The organisation issued two reports jointly on Monday – the World Disasters Report and the Everyone Counts report – to make recommendations on how to mitigate future health crises on the scale of Covid-19. The reports coincided with the third anniversary of the World Health Organization (WHO) declaring the virus an international public health emergency.
It comes as health ministers and diplomats gather in Geneva this week to discuss the future of global health governance as the WHO contemplates whether Covid-19 is still a global emergency.
“There will be no excuse for a continued lack of preparedness after having gone through three terrible years,” Chapagain told reporters. “We know preparedness saves lives.”
The report noted that countries that had learned lessons from previous disease outbreaks had a stronger response to the Covid-19 pandemic. It gave examples of several east Asian countries such as Taiwan, Japan and Singapore that deployed strategies previously used in recent outbreaks of avian influenza in their Covid response, including contact tracing.
The IFRC said these examples proved the importance of using lessons learned from Covid in building preparedness for future pandemics.
The IFRC said the coronavirus pandemic had thrived on exacerbated inequalities, demonstrating how poor sanitation, overcrowding, a lack of health and social services and malnutrition create conditions for diseases to thrive.
The report noted that major hazards took the greatest toll on the most vulnerable, and leaving these groups unprotected was “self-defeating”. “The world must address inequitable health and socio-economic vulnerabilities far in advance of the next crisis,” it said.
The organisation said local communities should be leveraged in responding to crises, and called for the development of pandemic response products that are cheaper and easier to store and administer.
It also said building trust, equity and local action networks were vital to prepare for the next crisis.
The report said that countries should review their legislation to ensure it is in line with their pandemic preparedness plans by the end of 2023. It also recommended that countries increase domestic health finance by one per cent of gross domestic product (GDP) and global health finance by at least $15 billion per year, which Chapagain described as a “good investment”.
The IFRC chief called for health information and technologies such as vaccines to be shared more equally. He said this was something the organisation hoped would be covered in the new pandemics treaty which countries are already negotiating. There are hopes that a deal may be struck in 2024.

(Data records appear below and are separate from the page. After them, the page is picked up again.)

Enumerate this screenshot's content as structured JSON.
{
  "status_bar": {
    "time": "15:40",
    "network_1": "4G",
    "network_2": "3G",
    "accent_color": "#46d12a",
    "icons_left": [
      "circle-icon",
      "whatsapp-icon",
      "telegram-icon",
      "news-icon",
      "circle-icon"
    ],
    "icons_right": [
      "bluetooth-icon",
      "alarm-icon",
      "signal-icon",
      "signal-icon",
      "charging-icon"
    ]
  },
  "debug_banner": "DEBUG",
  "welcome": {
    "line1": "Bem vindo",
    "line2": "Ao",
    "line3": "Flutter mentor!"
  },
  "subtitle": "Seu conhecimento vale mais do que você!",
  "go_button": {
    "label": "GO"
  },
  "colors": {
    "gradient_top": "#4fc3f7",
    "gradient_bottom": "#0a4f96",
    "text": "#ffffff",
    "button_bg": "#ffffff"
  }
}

“The Covid-19 pandemic should be a wake-up call for the global community to prepare now for the next health crisis,” said Chapagain. “The next pandemic could be just around the corner; if the experience of Covid-19 won’t quicken our steps toward preparedness, what will?”